If you or a loved one is suffering from tinnitus, a constant ringing, buzzing or clicking sound in one or both ears, you are not alone; millions of Americans are affected by this frustrating condition.

A history of exposure to loud noise or music can often be the cause of tinnitus but in some cases an ear infection, ear wax buildup, a punctured eardrum, high blood pressure, Lyme disease or a hardening of the arteries could be the underlying condition which is causing the ringing.

Some drugs and supplements are also associated with tinnitus.  It is important to talk with your doctor if you are experiencing a ringing in the ear or ears, which can often be the first sign of hearing loss.

While there is not yet a cure for tinnitus, research is learning more about the condition and experimental treatments such as electromagnetic brain stimulation and deep brain stimulation are finding some success but require more study and larger trials to be fully validated.

A new study, published in the January 2017 JAMA Otolaryngology-Head & Neck Surgery Journal, investigated cognitive training programs to preserve and improve brain health in adults with tinnitus.  Researchers found an improvement in memory, attention and concentration in patients with tinnitus after an 8 week period using interacting training exercises.    The research offers promise for treating tinnitus which, besides being maddening, can result in a poorer working memory, slower processing speed and reaction times as well as difficulty focusing and maintaining attention.

Current Treatment Options

  • Seek medical treatment to rule out infection, ear wax or other conditions or drug side effects that may cause tinnitus
  • Constant ringing in the ears can be stressful; consider counseling to manage stress
  • Sound therapy is often used to help mask tinnitus with “white noise” and is especially useful in a quiet room, for example, when trying to fall asleep at night
  • A hearing aid may help amplify background sound making ringing less noticeable
  • Avoid foods that may worsen tinnitus; red wine, cheese, chocolate and caffeine can set off the ringing.
  • Eat a healthy diet rich in leafy greens, nuts, seeds, olive oil, fruit and fish
  • Limit red meat, processed foods, saturated fats, salt and refined sugar
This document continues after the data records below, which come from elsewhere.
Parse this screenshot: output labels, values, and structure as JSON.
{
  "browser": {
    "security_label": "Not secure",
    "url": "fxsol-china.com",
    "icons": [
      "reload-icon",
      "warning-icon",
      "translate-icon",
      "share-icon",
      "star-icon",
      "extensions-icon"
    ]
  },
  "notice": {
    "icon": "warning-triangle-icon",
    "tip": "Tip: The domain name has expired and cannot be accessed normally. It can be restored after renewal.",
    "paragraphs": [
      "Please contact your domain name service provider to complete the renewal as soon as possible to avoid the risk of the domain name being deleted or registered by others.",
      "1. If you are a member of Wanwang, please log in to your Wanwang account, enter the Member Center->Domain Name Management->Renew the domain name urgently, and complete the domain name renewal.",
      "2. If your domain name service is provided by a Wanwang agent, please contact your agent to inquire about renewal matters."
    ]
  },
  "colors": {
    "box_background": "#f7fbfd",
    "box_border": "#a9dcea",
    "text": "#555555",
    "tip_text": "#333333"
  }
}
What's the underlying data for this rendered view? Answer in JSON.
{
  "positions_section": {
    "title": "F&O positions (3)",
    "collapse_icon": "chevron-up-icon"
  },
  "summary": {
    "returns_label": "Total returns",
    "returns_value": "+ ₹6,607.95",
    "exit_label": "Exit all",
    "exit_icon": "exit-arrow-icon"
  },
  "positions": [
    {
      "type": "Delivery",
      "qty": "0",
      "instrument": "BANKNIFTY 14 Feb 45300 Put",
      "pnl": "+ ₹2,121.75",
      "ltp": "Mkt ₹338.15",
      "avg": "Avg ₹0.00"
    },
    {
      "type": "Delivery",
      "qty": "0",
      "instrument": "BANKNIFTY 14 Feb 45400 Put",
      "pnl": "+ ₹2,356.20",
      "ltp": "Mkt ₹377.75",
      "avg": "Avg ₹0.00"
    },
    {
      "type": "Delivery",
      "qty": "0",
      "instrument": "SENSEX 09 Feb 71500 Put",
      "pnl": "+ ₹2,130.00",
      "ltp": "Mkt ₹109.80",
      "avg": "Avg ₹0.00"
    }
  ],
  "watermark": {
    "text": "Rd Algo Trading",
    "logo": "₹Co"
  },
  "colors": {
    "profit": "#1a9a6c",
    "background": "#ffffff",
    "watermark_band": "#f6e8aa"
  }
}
To learn more about research, treatment and facts about tinnitus, visit the American Tinnitus Association website by following this link.